California will soon become the tenth state to offer driver’s licenses to undocumented immigrants. The bill, which Gov. Jerry Brown signaled he would sign, will enable an estimated 3.5 million non-citizens in California to become legally registered drivers with the state, and obtain liability insurance that would protect them and others in automobile accidents.
The mix of narrow and windy streets, limited parking, clogged traffic, and countless drivers urgently trying to make their way certainly does not help the situation. In a city where driving safety should be nothing but increased, opening an avenue for undocumented immigrants to legally drive will do nothing but help.
To get a drivers license, everyone has to go through written and physical tests that demonstrate their knowledge of basic vehicle safety. Allowing undocumented immigrants the ability to go through the same process will no doubt create safer drivers on the road, something San Francisco and the Bay Area as a whole should encourage.
With 65,000 undocumented students graduating high school each year, the passage of this bill certainly affects students at SF State. With 89 percent of SF State’s student population living off campus, according to CSUMentor, a high volume of those students are driving themselves to campus.
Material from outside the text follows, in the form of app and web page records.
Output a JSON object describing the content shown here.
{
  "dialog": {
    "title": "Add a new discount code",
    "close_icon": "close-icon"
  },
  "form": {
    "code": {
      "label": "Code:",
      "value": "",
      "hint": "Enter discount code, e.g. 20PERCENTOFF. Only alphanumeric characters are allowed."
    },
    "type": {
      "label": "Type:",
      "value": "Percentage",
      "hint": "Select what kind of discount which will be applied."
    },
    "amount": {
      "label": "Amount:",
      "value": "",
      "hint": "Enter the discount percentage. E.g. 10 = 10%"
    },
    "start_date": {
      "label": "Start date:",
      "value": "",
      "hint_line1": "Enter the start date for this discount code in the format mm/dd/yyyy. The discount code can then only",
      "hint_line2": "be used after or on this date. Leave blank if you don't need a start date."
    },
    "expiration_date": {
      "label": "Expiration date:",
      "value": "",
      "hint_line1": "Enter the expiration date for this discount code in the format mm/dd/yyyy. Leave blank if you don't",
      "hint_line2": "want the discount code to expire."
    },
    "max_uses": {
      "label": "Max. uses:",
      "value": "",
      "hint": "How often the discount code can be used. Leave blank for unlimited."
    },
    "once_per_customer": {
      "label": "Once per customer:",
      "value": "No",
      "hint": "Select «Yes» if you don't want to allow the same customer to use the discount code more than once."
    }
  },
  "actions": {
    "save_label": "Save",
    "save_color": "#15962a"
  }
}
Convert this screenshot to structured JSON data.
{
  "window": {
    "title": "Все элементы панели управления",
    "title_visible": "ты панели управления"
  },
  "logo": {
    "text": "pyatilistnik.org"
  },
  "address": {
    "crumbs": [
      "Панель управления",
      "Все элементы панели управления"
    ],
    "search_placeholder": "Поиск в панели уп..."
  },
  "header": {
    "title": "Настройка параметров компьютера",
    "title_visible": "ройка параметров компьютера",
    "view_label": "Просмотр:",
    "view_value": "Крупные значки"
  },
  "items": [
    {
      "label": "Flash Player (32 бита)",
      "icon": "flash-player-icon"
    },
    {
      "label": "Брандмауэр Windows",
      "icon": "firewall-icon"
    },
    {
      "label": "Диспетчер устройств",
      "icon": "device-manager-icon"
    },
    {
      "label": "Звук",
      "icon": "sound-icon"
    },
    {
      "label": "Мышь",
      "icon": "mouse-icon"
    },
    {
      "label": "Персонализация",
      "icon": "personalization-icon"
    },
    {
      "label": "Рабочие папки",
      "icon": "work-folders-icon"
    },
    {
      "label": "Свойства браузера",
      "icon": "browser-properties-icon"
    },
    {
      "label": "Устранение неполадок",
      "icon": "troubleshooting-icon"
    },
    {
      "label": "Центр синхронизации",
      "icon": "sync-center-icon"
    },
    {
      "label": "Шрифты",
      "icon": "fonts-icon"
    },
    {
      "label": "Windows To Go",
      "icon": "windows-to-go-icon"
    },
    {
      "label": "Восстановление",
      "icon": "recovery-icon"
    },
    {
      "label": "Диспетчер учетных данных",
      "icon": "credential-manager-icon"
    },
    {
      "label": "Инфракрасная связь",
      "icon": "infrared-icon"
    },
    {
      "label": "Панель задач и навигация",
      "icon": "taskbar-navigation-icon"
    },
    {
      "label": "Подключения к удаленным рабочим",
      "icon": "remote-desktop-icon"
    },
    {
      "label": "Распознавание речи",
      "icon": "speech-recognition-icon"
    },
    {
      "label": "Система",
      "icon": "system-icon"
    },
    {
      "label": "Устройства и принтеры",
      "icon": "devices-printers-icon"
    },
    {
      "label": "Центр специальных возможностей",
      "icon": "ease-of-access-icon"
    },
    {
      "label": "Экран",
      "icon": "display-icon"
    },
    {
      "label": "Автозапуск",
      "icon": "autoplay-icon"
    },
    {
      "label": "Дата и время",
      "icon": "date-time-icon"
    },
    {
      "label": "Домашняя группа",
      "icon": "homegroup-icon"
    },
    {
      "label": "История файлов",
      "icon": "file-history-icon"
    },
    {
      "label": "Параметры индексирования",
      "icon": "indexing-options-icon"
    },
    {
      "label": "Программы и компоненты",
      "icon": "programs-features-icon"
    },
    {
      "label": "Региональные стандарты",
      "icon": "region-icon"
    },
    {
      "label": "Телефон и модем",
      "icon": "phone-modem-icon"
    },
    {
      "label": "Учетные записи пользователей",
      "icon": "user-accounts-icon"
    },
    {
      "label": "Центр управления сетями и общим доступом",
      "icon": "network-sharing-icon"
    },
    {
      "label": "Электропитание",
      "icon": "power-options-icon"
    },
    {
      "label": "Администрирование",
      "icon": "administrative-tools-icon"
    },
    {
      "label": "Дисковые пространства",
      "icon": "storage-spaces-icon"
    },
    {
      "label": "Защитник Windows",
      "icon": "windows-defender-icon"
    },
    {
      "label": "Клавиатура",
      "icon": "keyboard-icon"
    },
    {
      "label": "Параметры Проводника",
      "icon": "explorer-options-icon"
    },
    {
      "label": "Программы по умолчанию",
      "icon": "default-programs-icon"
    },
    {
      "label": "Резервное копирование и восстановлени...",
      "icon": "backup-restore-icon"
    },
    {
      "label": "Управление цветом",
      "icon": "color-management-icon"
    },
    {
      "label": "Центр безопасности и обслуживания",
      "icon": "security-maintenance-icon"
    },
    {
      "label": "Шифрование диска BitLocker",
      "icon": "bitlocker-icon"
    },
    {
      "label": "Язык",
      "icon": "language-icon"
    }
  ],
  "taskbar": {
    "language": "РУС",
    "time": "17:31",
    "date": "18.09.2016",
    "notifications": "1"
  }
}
San Francisco is by no means the safest city to drive in the United States. A report in 2009 said 3,745 people were injured or killed in traffic collisions — taking the No. 1 slot for the highest in the country. For a city about seven miles long and wide, that’s about 79 people per square mile.
A study in 2011 found that San Francisco’s undocumented immigrant population was 30,000, compared to the Bay Area’s 563,000. With such a high population of undocumented immigrants in the Bay Area, making sure they are allowed the same driving provisions as the rest of California’s residents will create safer roads.
Critics of this bill would argue citizen’s taxes will be spent toward a service for non-citizens. What’s forgotten is that undocumented immigrants will drive with or without driver’s licenses and insurance. The only way accidents are decreased is if everyone on the road is properly trained and driving responsibly. Taxes spent on driver’s licenses for undocumented immigrants is a service toward citizens likewise.
The fact that auto insurance would be available to non-citizens after the passage of this bill is crucial. Being that a driving record is necessary to obtain auto insurance, allowing more people to obtain a driver’s license will allow more to have auto insurance. This means more liability and security for those who get in car accidents, which can be financially devastating.
There is no question that the passage of this bill will benefit drivers everywhere, including SF State students commuting to school. The extension of the legal process to millions of Californians will put more drivers on a safer path, and will do no less than create a more secure driving climate for everyone.